**TASK REQUIREMENTS:**
Please return each record below exactly, with nothing left out.

[Recorded data]
== Segment start ==

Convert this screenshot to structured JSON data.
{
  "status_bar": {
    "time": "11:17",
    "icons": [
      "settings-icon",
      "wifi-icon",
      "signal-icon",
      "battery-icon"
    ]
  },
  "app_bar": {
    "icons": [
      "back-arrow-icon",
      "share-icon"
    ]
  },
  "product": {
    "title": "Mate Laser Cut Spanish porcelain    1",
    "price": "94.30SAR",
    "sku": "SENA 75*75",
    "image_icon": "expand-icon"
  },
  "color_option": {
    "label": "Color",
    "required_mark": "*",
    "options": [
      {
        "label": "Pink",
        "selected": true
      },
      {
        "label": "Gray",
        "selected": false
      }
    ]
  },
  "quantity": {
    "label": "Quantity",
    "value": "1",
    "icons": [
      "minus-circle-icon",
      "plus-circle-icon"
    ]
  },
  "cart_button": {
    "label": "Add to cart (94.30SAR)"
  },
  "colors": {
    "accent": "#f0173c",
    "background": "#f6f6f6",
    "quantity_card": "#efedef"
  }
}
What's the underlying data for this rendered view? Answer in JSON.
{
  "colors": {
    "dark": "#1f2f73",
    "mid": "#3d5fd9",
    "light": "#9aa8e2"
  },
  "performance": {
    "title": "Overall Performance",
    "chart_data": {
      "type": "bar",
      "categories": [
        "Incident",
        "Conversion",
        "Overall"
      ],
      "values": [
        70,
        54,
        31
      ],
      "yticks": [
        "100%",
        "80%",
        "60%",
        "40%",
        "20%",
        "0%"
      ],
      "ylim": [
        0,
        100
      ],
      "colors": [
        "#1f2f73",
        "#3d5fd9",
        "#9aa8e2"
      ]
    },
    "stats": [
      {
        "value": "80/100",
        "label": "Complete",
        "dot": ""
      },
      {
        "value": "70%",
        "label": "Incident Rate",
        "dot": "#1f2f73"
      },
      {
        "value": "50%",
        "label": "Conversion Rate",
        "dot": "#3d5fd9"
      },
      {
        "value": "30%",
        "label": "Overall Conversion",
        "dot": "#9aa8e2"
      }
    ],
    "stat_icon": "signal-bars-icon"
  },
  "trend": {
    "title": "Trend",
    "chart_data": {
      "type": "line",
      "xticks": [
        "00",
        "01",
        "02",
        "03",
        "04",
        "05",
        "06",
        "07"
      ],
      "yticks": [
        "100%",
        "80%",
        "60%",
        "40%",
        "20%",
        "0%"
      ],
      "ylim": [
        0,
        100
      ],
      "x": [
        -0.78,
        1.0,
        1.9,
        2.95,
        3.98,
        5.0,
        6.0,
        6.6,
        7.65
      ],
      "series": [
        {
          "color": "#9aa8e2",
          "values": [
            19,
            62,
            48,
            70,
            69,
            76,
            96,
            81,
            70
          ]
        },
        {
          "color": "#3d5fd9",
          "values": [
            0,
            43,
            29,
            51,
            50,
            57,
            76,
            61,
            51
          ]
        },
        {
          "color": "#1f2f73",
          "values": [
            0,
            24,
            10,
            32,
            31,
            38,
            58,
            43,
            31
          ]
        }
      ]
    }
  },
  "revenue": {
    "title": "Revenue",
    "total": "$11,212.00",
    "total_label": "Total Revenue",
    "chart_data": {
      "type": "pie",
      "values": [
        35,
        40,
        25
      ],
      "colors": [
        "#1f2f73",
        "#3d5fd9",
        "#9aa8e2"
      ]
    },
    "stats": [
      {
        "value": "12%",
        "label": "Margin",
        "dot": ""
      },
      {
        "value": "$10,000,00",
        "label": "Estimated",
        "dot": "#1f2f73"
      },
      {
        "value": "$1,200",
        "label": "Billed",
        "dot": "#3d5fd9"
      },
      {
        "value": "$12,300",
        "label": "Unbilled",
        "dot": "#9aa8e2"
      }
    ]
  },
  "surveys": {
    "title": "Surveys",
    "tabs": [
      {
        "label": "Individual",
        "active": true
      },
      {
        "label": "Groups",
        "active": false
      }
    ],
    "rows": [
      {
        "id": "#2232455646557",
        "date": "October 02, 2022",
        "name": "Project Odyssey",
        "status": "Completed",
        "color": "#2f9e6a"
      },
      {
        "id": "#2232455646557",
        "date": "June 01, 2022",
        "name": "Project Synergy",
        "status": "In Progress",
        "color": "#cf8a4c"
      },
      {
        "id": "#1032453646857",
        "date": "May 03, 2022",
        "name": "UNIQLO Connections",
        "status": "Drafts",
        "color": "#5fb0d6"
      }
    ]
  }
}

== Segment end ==

**SOLUTION TO THIS EXERCISE:**
Convert this screenshot to structured JSON data.
{
  "status_bar": {
    "time": "11:17",
    "icons": [
      "settings-icon",
      "wifi-icon",
      "signal-icon",
      "battery-icon"
    ]
  },
  "app_bar": {
    "icons": [
      "back-arrow-icon",
      "share-icon"
    ]
  },
  "product": {
    "title": "Mate Laser Cut Spanish porcelain    1",
    "price": "94.30SAR",
    "sku": "SENA 75*75",
    "image_icon": "expand-icon"
  },
  "color_option": {
    "label": "Color",
    "required_mark": "*",
    "options": [
      {
        "label": "Pink",
        "selected": true
      },
      {
        "label": "Gray",
        "selected": false
      }
    ]
  },
  "quantity": {
    "label": "Quantity",
    "value": "1",
    "icons": [
      "minus-circle-icon",
      "plus-circle-icon"
    ]
  },
  "cart_button": {
    "label": "Add to cart (94.30SAR)"
  },
  "colors": {
    "accent": "#f0173c",
    "background": "#f6f6f6",
    "quantity_card": "#efedef"
  }
}
What's the underlying data for this rendered view? Answer in JSON.
{
  "colors": {
    "dark": "#1f2f73",
    "mid": "#3d5fd9",
    "light": "#9aa8e2"
  },
  "performance": {
    "title": "Overall Performance",
    "chart_data": {
      "type": "bar",
      "categories": [
        "Incident",
        "Conversion",
        "Overall"
      ],
      "values": [
        70,
        54,
        31
      ],
      "yticks": [
        "100%",
        "80%",
        "60%",
        "40%",
        "20%",
        "0%"
      ],
      "ylim": [
        0,
        100
      ],
      "colors": [
        "#1f2f73",
        "#3d5fd9",
        "#9aa8e2"
      ]
    },
    "stats": [
      {
        "value": "80/100",
        "label": "Complete",
        "dot": ""
      },
      {
        "value": "70%",
        "label": "Incident Rate",
        "dot": "#1f2f73"
      },
      {
        "value": "50%",
        "label": "Conversion Rate",
        "dot": "#3d5fd9"
      },
      {
        "value": "30%",
        "label": "Overall Conversion",
        "dot": "#9aa8e2"
      }
    ],
    "stat_icon": "signal-bars-icon"
  },
  "trend": {
    "title": "Trend",
    "chart_data": {
      "type": "line",
      "xticks": [
        "00",
        "01",
        "02",
        "03",
        "04",
        "05",
        "06",
        "07"
      ],
      "yticks": [
        "100%",
        "80%",
        "60%",
        "40%",
        "20%",
        "0%"
      ],
      "ylim": [
        0,
        100
      ],
      "x": [
        -0.78,
        1.0,
        1.9,
        2.95,
        3.98,
        5.0,
        6.0,
        6.6,
        7.65
      ],
      "series": [
        {
          "color": "#9aa8e2",
          "values": [
            19,
            62,
            48,
            70,
            69,
            76,
            96,
            81,
            70
          ]
        },
        {
          "color": "#3d5fd9",
          "values": [
            0,
            43,
            29,
            51,
            50,
            57,
            76,
            61,
            51
          ]
        },
        {
          "color": "#1f2f73",
          "values": [
            0,
            24,
            10,
            32,
            31,
            38,
            58,
            43,
            31
          ]
        }
      ]
    }
  },
  "revenue": {
    "title": "Revenue",
    "total": "$11,212.00",
    "total_label": "Total Revenue",
    "chart_data": {
      "type": "pie",
      "values": [
        35,
        40,
        25
      ],
      "colors": [
        "#1f2f73",
        "#3d5fd9",
        "#9aa8e2"
      ]
    },
    "stats": [
      {
        "value": "12%",
        "label": "Margin",
        "dot": ""
      },
      {
        "value": "$10,000,00",
        "label": "Estimated",
        "dot": "#1f2f73"
      },
      {
        "value": "$1,200",
        "label": "Billed",
        "dot": "#3d5fd9"
      },
      {
        "value": "$12,300",
        "label": "Unbilled",
        "dot": "#9aa8e2"
      }
    ]
  },
  "surveys": {
    "title": "Surveys",
    "tabs": [
      {
        "label": "Individual",
        "active": true
      },
      {
        "label": "Groups",
        "active": false
      }
    ],
    "rows": [
      {
        "id": "#2232455646557",
        "date": "October 02, 2022",
        "name": "Project Odyssey",
        "status": "Completed",
        "color": "#2f9e6a"
      },
      {
        "id": "#2232455646557",
        "date": "June 01, 2022",
        "name": "Project Synergy",
        "status": "In Progress",
        "color": "#cf8a4c"
      },
      {
        "id": "#1032453646857",
        "date": "May 03, 2022",
        "name": "UNIQLO Connections",
        "status": "Drafts",
        "color": "#5fb0d6"
      }
    ]
  }
}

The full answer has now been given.